We dread doing inventory every time it’s due, but we always agree that it was worthwhile. And grateful that we don’t have to do it again for another two years.
Last week, I went to visit a friend in the hospital. While I waited for her to be moved to her room, I sat in a room with a large family. They had obviously been there for a while, and the concern over their relative was beginning to show in different ways: One man leaned back in the recliner and slept and snored. Another woman kept coming in and out, obviously going to smoke a cigarette to calm her nerves. And then there was the woman in the opposite corner from me who kept up a dramatic monologue that listed all the people who were mean to her and how she was never mean to anyone, in fact, how she “killed people with kindness.”
When I am anxious, which I was, I crave quiet and solitude. So my first impulse was to run away, but that was not an option. The nurse was coming to this room to get me when my friend could be visited. My second impulse was to distract myself by reading and responding to emails and perhaps checking up on online gossip. But unfortunately, her tales of woe overcame my ability to concentrate on celebrity tales of woe. I couldn’t concentrate on the book I had with me. Finally, my thoughts became terribly uncharitable, and I hate to admit I was tempted to go over and say something like, “When you finally are allowed to visit your relative, please stop talking about this stuff, or she’ll go right back into her coma in self defense.”
Luckily, my introverted nature prevented that last from taking place, although I did fantasize about it quite often during that hour we shared space in the waiting room. But I reminded myself that there is no one way to express anxiety, and she might actually have been performing a service for her family by entertaining them with her stories (and perhaps allowing them to silently judge her) instead of dwelling what was happening in another room in another part of the hospital. In any case, my sad-sack face certainly wasn’t making anyone feel better.
Still, in my perfect world, any place that had a waiting room, whether it be a hospital or a car repair place, would have one quiet space for the introverts.
In the academic world, we are ending a year. Students are taking finals. Many will graduate. After commencement, faculty will take a well-earned vacation for a few weeks (or months.)
In this spirit of endings, I’d like to suggest something. Probably over the last few months, one of the following has happened to you:
- Someone broke a confidence.
- A friend hurt your feelings.
- You felt disrespected.
- You were left out.
- Someone snapped at you.
- Someone broke a promise to you.
- A friend or colleague was totally undependable.
Now look over the list and grant each of those people total and complete amnesty. Give each of them a fresh start with you. Let this be a new beginning.
Why? Montague Jocelyn King-Harmon (try saying that fast three times) wrote in 1917 that “we are quick to judge others by their acts, but we judge ourselves by our intentions.” If we look very carefully at our own behavior, we will very likely find several instances when we were the perpetrators of some of the acts on that list above. We probably didn’t intend to be hurtful, but we probably were.

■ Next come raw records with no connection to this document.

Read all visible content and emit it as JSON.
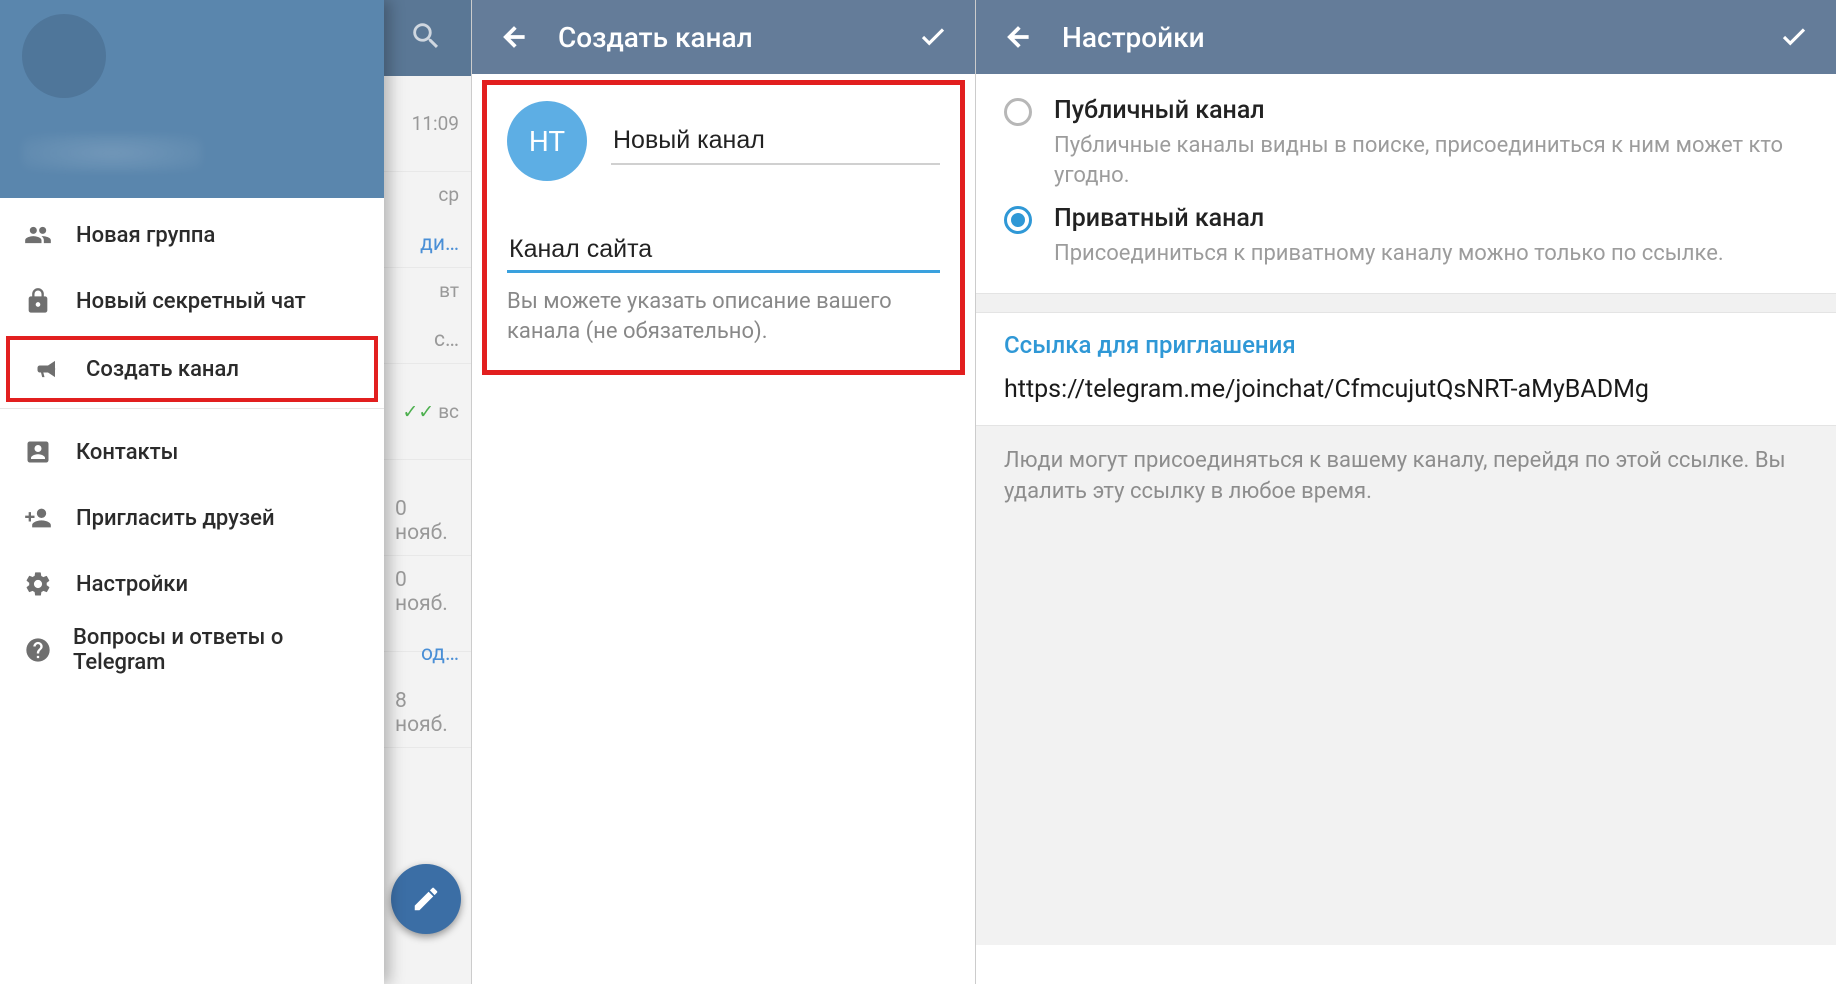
{
  "panel1": {
    "chatPreview": {
      "rows": [
        {
          "time": "11:09",
          "line2": ""
        },
        {
          "time": "ср",
          "line2": "ди…"
        },
        {
          "time": "вт",
          "line2": "с…"
        },
        {
          "time": "вс",
          "line2": "",
          "ticks": "✓✓"
        },
        {
          "time": "",
          "line2": "0 нояб."
        },
        {
          "time": "",
          "line2": "0 нояб."
        },
        {
          "time": "",
          "line2": "од…"
        },
        {
          "time": "",
          "line2": "8 нояб."
        }
      ]
    },
    "menu": {
      "new_group": "Новая группа",
      "new_secret": "Новый секретный чат",
      "create_channel": "Создать канал",
      "contacts": "Контакты",
      "invite": "Пригласить друзей",
      "settings": "Настройки",
      "faq": "Вопросы и ответы о Telegram"
    }
  },
  "panel2": {
    "title": "Создать канал",
    "avatar_initials": "НТ",
    "channel_name": "Новый канал",
    "description_value": "Канал сайта",
    "help_text": "Вы можете указать описание вашего канала (не обязательно)."
  },
  "panel3": {
    "title": "Настройки",
    "public": {
      "title": "Публичный канал",
      "sub": "Публичные каналы видны в поиске, присоединиться к ним может кто угодно."
    },
    "private": {
      "title": "Приватный канал",
      "sub": "Присоединиться к приватному каналу можно только по ссылке."
    },
    "link_section_title": "Ссылка для приглашения",
    "link_value": "https://telegram.me/joinchat/CfmcujutQsNRT-aMyBADMg",
    "footer_text": "Люди могут присоединяться к вашему каналу, перейдя по этой ссылке. Вы удалить эту ссылку в любое время."
  }
}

So assume that the people who hurt you also did not mean to, and give everyone a second chance.
For the people I’ve offended this past year, it’s more like a hundredth chance. But I hope you will.